**Excerpted data:**
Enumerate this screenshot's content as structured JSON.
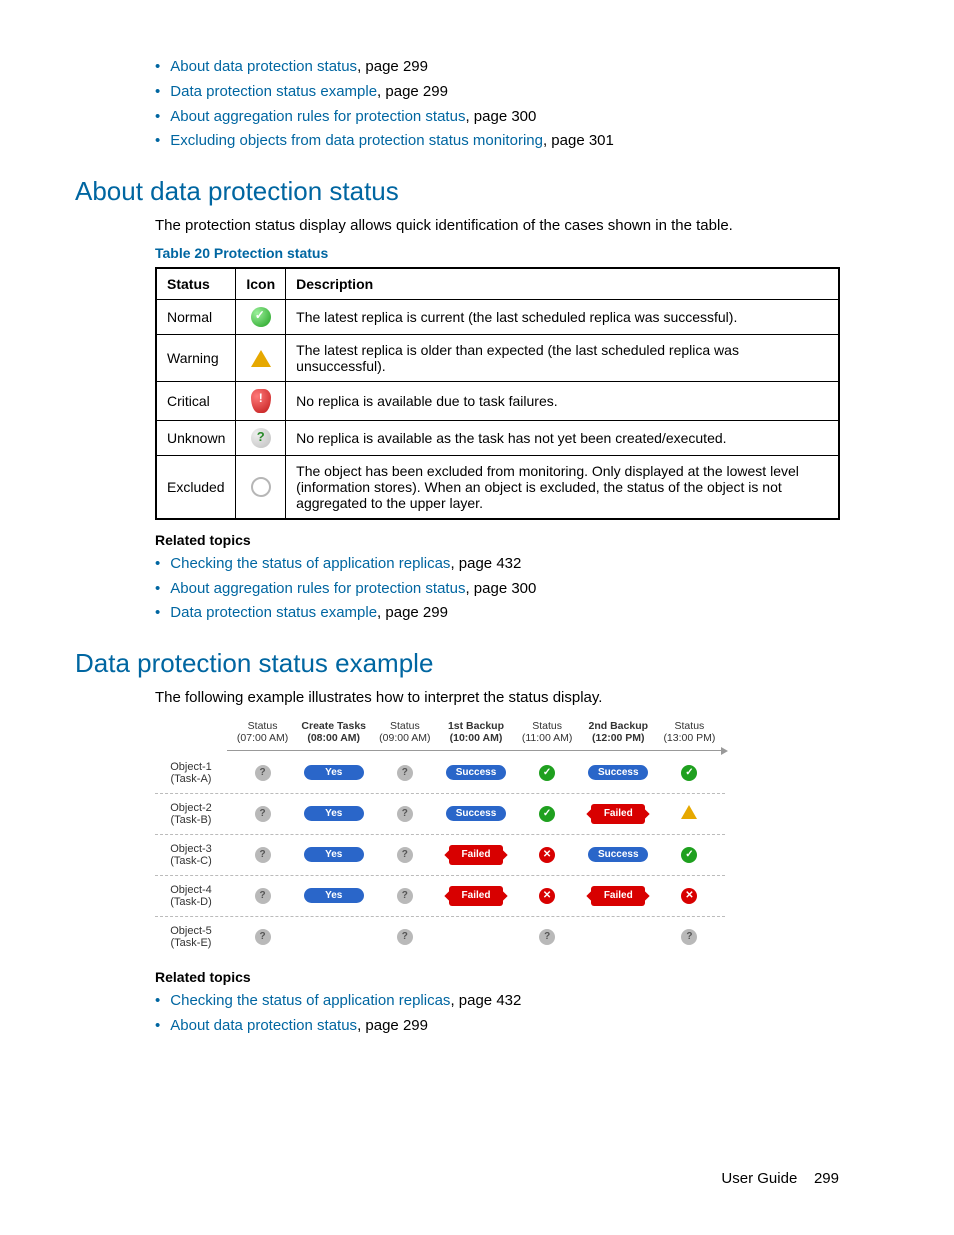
{
  "toc_top": [
    {
      "text": "About data protection status",
      "page": "299"
    },
    {
      "text": "Data protection status example",
      "page": "299"
    },
    {
      "text": "About aggregation rules for protection status",
      "page": "300"
    },
    {
      "text": "Excluding objects from data protection status monitoring",
      "page": "301"
    }
  ],
  "section1": {
    "heading": "About data protection status",
    "intro": "The protection status display allows quick identification of the cases shown in the table.",
    "table_caption": "Table 20 Protection status",
    "table_headers": [
      "Status",
      "Icon",
      "Description"
    ],
    "rows": [
      {
        "status": "Normal",
        "icon": "normal",
        "desc": "The latest replica is current (the last scheduled replica was successful)."
      },
      {
        "status": "Warning",
        "icon": "warning",
        "desc": "The latest replica is older than expected (the last scheduled replica was unsuccessful)."
      },
      {
        "status": "Critical",
        "icon": "critical",
        "desc": "No replica is available due to task failures."
      },
      {
        "status": "Unknown",
        "icon": "unknown",
        "desc": "No replica is available as the task has not yet been created/executed."
      },
      {
        "status": "Excluded",
        "icon": "excluded",
        "desc": "The object has been excluded from monitoring. Only displayed at the lowest level (information stores). When an object is excluded, the status of the object is not aggregated to the upper layer."
      }
    ],
    "related_heading": "Related topics",
    "related": [
      {
        "text": "Checking the status of application replicas",
        "page": "432"
      },
      {
        "text": "About aggregation rules for protection status",
        "page": "300"
      },
      {
        "text": "Data protection status example",
        "page": "299"
      }
    ]
  },
  "section2": {
    "heading": "Data protection status example",
    "intro": "The following example illustrates how to interpret the status display.",
    "columns": [
      {
        "title": "",
        "sub": ""
      },
      {
        "title": "Status",
        "sub": "(07:00 AM)"
      },
      {
        "title": "Create Tasks",
        "sub": "(08:00 AM)",
        "bold": true
      },
      {
        "title": "Status",
        "sub": "(09:00 AM)"
      },
      {
        "title": "1st Backup",
        "sub": "(10:00 AM)",
        "bold": true
      },
      {
        "title": "Status",
        "sub": "(11:00 AM)"
      },
      {
        "title": "2nd Backup",
        "sub": "(12:00 PM)",
        "bold": true
      },
      {
        "title": "Status",
        "sub": "(13:00 PM)"
      }
    ],
    "objects": [
      {
        "name": "Object-1",
        "task": "(Task-A)",
        "cells": [
          "q",
          "yes",
          "q",
          "success",
          "ok",
          "success",
          "ok"
        ]
      },
      {
        "name": "Object-2",
        "task": "(Task-B)",
        "cells": [
          "q",
          "yes",
          "q",
          "success",
          "ok",
          "failed",
          "w"
        ]
      },
      {
        "name": "Object-3",
        "task": "(Task-C)",
        "cells": [
          "q",
          "yes",
          "q",
          "failed",
          "err",
          "success",
          "ok"
        ]
      },
      {
        "name": "Object-4",
        "task": "(Task-D)",
        "cells": [
          "q",
          "yes",
          "q",
          "failed",
          "err",
          "failed",
          "err"
        ]
      },
      {
        "name": "Object-5",
        "task": "(Task-E)",
        "cells": [
          "q",
          "",
          "q",
          "",
          "q",
          "",
          "q"
        ]
      }
    ],
    "labels": {
      "yes": "Yes",
      "success": "Success",
      "failed": "Failed"
    },
    "related_heading": "Related topics",
    "related": [
      {
        "text": "Checking the status of application replicas",
        "page": "432"
      },
      {
        "text": "About data protection status",
        "page": "299"
      }
    ]
  },
  "footer": {
    "label": "User Guide",
    "page": "299"
  },
  "page_word": ", page "
}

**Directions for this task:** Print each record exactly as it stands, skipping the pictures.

**Result for this task:**
Enumerate this screenshot's content as structured JSON.
{
  "toc_top": [
    {
      "text": "About data protection status",
      "page": "299"
    },
    {
      "text": "Data protection status example",
      "page": "299"
    },
    {
      "text": "About aggregation rules for protection status",
      "page": "300"
    },
    {
      "text": "Excluding objects from data protection status monitoring",
      "page": "301"
    }
  ],
  "section1": {
    "heading": "About data protection status",
    "intro": "The protection status display allows quick identification of the cases shown in the table.",
    "table_caption": "Table 20 Protection status",
    "table_headers": [
      "Status",
      "Icon",
      "Description"
    ],
    "rows": [
      {
        "status": "Normal",
        "icon": "normal",
        "desc": "The latest replica is current (the last scheduled replica was successful)."
      },
      {
        "status": "Warning",
        "icon": "warning",
        "desc": "The latest replica is older than expected (the last scheduled replica was unsuccessful)."
      },
      {
        "status": "Critical",
        "icon": "critical",
        "desc": "No replica is available due to task failures."
      },
      {
        "status": "Unknown",
        "icon": "unknown",
        "desc": "No replica is available as the task has not yet been created/executed."
      },
      {
        "status": "Excluded",
        "icon": "excluded",
        "desc": "The object has been excluded from monitoring. Only displayed at the lowest level (information stores). When an object is excluded, the status of the object is not aggregated to the upper layer."
      }
    ],
    "related_heading": "Related topics",
    "related": [
      {
        "text": "Checking the status of application replicas",
        "page": "432"
      },
      {
        "text": "About aggregation rules for protection status",
        "page": "300"
      },
      {
        "text": "Data protection status example",
        "page": "299"
      }
    ]
  },
  "section2": {
    "heading": "Data protection status example",
    "intro": "The following example illustrates how to interpret the status display.",
    "columns": [
      {
        "title": "",
        "sub": ""
      },
      {
        "title": "Status",
        "sub": "(07:00 AM)"
      },
      {
        "title": "Create Tasks",
        "sub": "(08:00 AM)",
        "bold": true
      },
      {
        "title": "Status",
        "sub": "(09:00 AM)"
      },
      {
        "title": "1st Backup",
        "sub": "(10:00 AM)",
        "bold": true
      },
      {
        "title": "Status",
        "sub": "(11:00 AM)"
      },
      {
        "title": "2nd Backup",
        "sub": "(12:00 PM)",
        "bold": true
      },
      {
        "title": "Status",
        "sub": "(13:00 PM)"
      }
    ],
    "objects": [
      {
        "name": "Object-1",
        "task": "(Task-A)",
        "cells": [
          "q",
          "yes",
          "q",
          "success",
          "ok",
          "success",
          "ok"
        ]
      },
      {
        "name": "Object-2",
        "task": "(Task-B)",
        "cells": [
          "q",
          "yes",
          "q",
          "success",
          "ok",
          "failed",
          "w"
        ]
      },
      {
        "name": "Object-3",
        "task": "(Task-C)",
        "cells": [
          "q",
          "yes",
          "q",
          "failed",
          "err",
          "success",
          "ok"
        ]
      },
      {
        "name": "Object-4",
        "task": "(Task-D)",
        "cells": [
          "q",
          "yes",
          "q",
          "failed",
          "err",
          "failed",
          "err"
        ]
      },
      {
        "name": "Object-5",
        "task": "(Task-E)",
        "cells": [
          "q",
          "",
          "q",
          "",
          "q",
          "",
          "q"
        ]
      }
    ],
    "labels": {
      "yes": "Yes",
      "success": "Success",
      "failed": "Failed"
    },
    "related_heading": "Related topics",
    "related": [
      {
        "text": "Checking the status of application replicas",
        "page": "432"
      },
      {
        "text": "About data protection status",
        "page": "299"
      }
    ]
  },
  "footer": {
    "label": "User Guide",
    "page": "299"
  },
  "page_word": ", page "
}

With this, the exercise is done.